*Task input:*
Start of Block

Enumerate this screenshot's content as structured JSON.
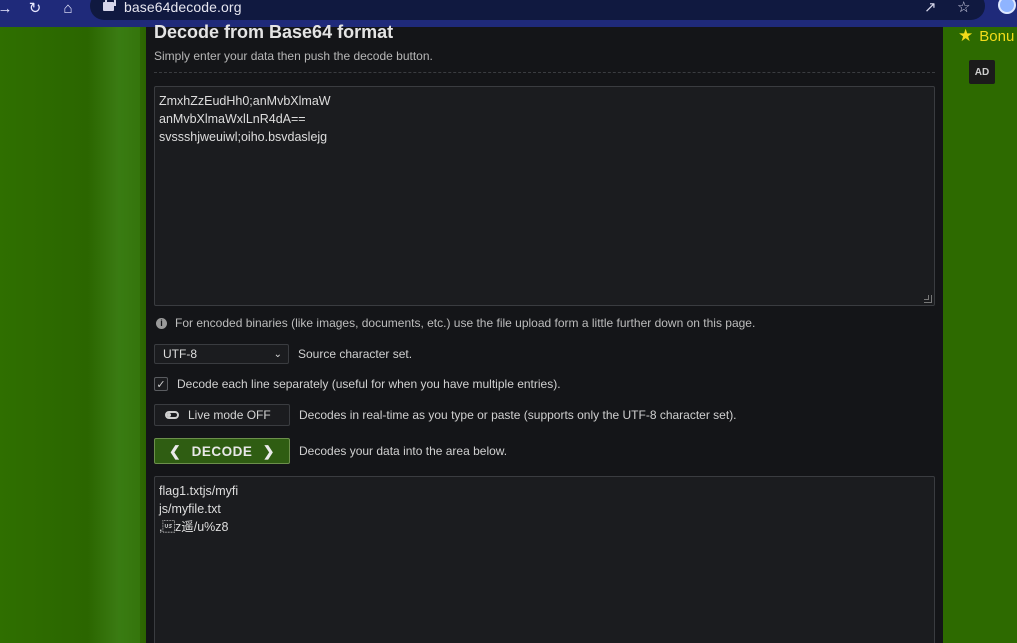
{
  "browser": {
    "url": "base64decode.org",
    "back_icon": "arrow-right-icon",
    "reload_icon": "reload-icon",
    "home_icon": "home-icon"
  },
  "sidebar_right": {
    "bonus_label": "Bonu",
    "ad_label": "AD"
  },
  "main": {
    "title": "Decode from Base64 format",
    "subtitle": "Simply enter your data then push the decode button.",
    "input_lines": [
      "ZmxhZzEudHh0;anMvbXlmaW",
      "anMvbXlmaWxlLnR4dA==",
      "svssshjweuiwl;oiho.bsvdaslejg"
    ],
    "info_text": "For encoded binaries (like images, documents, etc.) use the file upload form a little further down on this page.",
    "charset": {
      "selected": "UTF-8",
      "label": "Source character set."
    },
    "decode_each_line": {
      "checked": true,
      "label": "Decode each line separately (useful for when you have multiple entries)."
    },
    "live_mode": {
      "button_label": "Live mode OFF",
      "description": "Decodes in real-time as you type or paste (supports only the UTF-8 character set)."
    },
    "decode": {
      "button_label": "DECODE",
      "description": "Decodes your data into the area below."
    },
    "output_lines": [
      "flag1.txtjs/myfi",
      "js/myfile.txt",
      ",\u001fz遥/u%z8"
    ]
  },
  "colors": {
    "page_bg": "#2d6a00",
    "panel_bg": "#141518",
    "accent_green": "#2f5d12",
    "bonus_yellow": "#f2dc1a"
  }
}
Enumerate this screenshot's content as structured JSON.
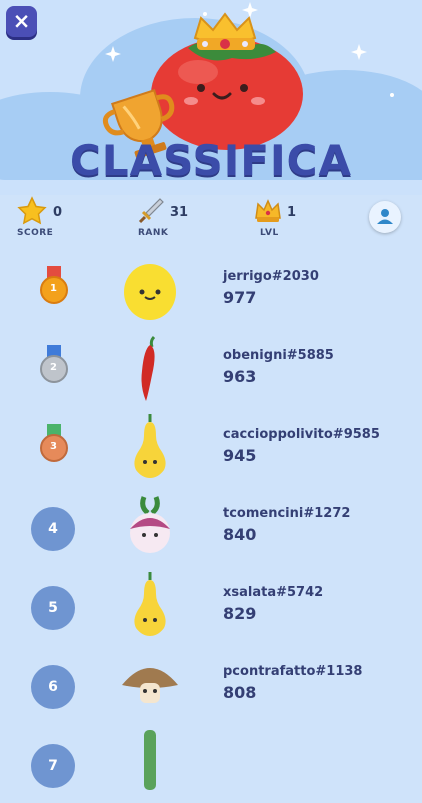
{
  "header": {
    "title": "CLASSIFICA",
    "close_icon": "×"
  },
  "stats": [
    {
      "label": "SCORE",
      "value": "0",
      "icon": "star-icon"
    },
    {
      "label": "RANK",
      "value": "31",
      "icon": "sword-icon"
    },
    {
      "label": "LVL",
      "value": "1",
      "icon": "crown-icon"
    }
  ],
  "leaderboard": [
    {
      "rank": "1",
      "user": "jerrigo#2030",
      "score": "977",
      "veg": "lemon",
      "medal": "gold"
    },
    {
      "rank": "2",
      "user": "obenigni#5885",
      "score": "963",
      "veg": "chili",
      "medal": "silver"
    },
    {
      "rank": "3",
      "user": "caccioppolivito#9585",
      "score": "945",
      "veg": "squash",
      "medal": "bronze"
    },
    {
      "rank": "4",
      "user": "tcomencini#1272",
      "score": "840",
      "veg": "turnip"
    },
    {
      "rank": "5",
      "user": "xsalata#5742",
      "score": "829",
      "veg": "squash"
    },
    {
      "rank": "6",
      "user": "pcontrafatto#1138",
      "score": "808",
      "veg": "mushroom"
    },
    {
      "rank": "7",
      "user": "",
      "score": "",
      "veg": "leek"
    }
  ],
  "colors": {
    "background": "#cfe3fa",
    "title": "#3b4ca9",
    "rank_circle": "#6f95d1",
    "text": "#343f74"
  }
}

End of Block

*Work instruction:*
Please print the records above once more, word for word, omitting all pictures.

*Response:*
Enumerate this screenshot's content as structured JSON.
{
  "browser": {
    "url": "base64decode.org",
    "back_icon": "arrow-right-icon",
    "reload_icon": "reload-icon",
    "home_icon": "home-icon"
  },
  "sidebar_right": {
    "bonus_label": "Bonu",
    "ad_label": "AD"
  },
  "main": {
    "title": "Decode from Base64 format",
    "subtitle": "Simply enter your data then push the decode button.",
    "input_lines": [
      "ZmxhZzEudHh0;anMvbXlmaW",
      "anMvbXlmaWxlLnR4dA==",
      "svssshjweuiwl;oiho.bsvdaslejg"
    ],
    "info_text": "For encoded binaries (like images, documents, etc.) use the file upload form a little further down on this page.",
    "charset": {
      "selected": "UTF-8",
      "label": "Source character set."
    },
    "decode_each_line": {
      "checked": true,
      "label": "Decode each line separately (useful for when you have multiple entries)."
    },
    "live_mode": {
      "button_label": "Live mode OFF",
      "description": "Decodes in real-time as you type or paste (supports only the UTF-8 character set)."
    },
    "decode": {
      "button_label": "DECODE",
      "description": "Decodes your data into the area below."
    },
    "output_lines": [
      "flag1.txtjs/myfi",
      "js/myfile.txt",
      ",\u001fz遥/u%z8"
    ]
  },
  "colors": {
    "page_bg": "#2d6a00",
    "panel_bg": "#141518",
    "accent_green": "#2f5d12",
    "bonus_yellow": "#f2dc1a"
  }
}
Enumerate this screenshot's content as structured JSON.
{
  "header": {
    "title": "CLASSIFICA",
    "close_icon": "×"
  },
  "stats": [
    {
      "label": "SCORE",
      "value": "0",
      "icon": "star-icon"
    },
    {
      "label": "RANK",
      "value": "31",
      "icon": "sword-icon"
    },
    {
      "label": "LVL",
      "value": "1",
      "icon": "crown-icon"
    }
  ],
  "leaderboard": [
    {
      "rank": "1",
      "user": "jerrigo#2030",
      "score": "977",
      "veg": "lemon",
      "medal": "gold"
    },
    {
      "rank": "2",
      "user": "obenigni#5885",
      "score": "963",
      "veg": "chili",
      "medal": "silver"
    },
    {
      "rank": "3",
      "user": "caccioppolivito#9585",
      "score": "945",
      "veg": "squash",
      "medal": "bronze"
    },
    {
      "rank": "4",
      "user": "tcomencini#1272",
      "score": "840",
      "veg": "turnip"
    },
    {
      "rank": "5",
      "user": "xsalata#5742",
      "score": "829",
      "veg": "squash"
    },
    {
      "rank": "6",
      "user": "pcontrafatto#1138",
      "score": "808",
      "veg": "mushroom"
    },
    {
      "rank": "7",
      "user": "",
      "score": "",
      "veg": "leek"
    }
  ],
  "colors": {
    "background": "#cfe3fa",
    "title": "#3b4ca9",
    "rank_circle": "#6f95d1",
    "text": "#343f74"
  }
}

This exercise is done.